By 1956, at the height of the communist witch hunt, the Stanley disappeared from the movie pages of the New York Times, a likely casualty of the anti-Soviet climate.
The manager with the dog was industry veteran Edward Bernhardt. Ed was a German raised in Palestine (Israel). I worked with him in the nineties at the Meadows when he carried photos of his deceased pooch Charlie in his wallet and showed them regularly.
Ed started as a projectionist in Israel before immigrating to New York where he had a long career with MGM, RKO Century and innevitably, Cineplex Odeon. Months before passing away he famously stated: “I have lived long enough to have seen the fall of Communism, the Berlin Wall, and Pee Wee Herman. That is enough for one lifetime.”
For many of us, Ed IS the Meadows.
This was the home of I AM CURIOUS (YELLOW) in the late sixties, a film the Miami Herald refused advertising for. It ran here for several months and then moved to the North Miami by which time the Herald agrred to allow a one inch by one column ad with the title and the X rating. It was operated by Brandt who also ran the Cinema, PLaza Art, Beach and Lincoln at the time.
This theatre was open from 1933 to 1968. A previous theatre at this location dates back to 1919 with the same name.

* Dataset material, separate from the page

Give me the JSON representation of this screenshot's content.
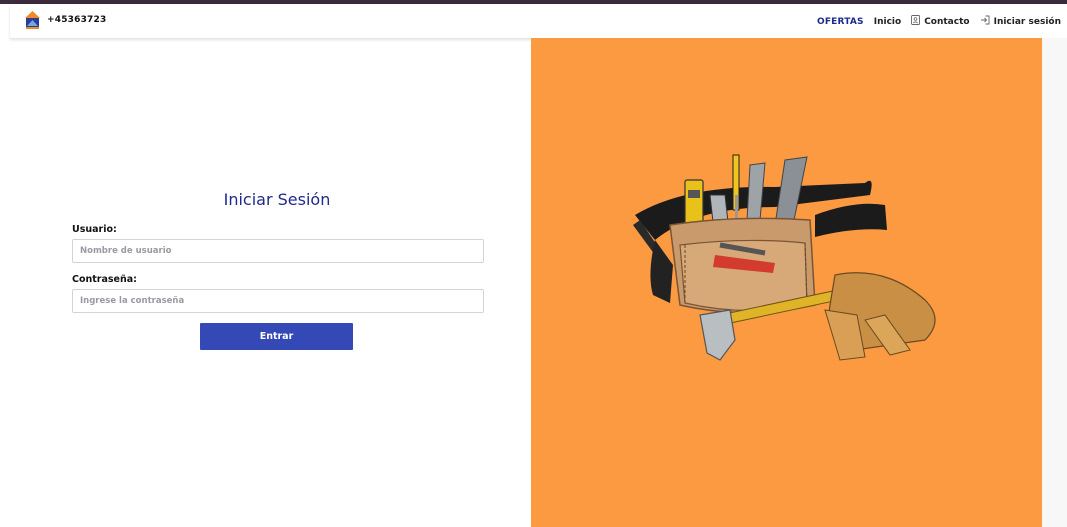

Alex, I lived next to the an erly from 1990 to 1996 while working for Cineplex Odeon in an apartment owned by them. Larry would most definitely be the best source (if you can find him) as he worked there for years before and after was the site caretaker for Clearview the last time I saw him, but I can help if you have any questions. The Waverly is the CD cover of the 2001 FUN LOVING CRIMINALS CD and I often run into the marquee shots in London where it is often used in ads for some odd reason!!!
This theatre dates back to early 1900’s as a Vaudeville house and has an extensive back stage area with dressing rooms and floors for talent agent offices. As a Loews house it was first outside Manhattan run for major films and included a stage show until the mid-fifties. In the late eighties it was taken over by Cineplex Odeon after being closed for a few years and split into four screens. Plaster walls in the lobby cover water features and mirrors that were NOT destroyed during the remodel. Cost of heating and cooling the extensive building and neighborhood violence lead to closing in the nineties when it failed to draw from nearby Brooklyn Heights.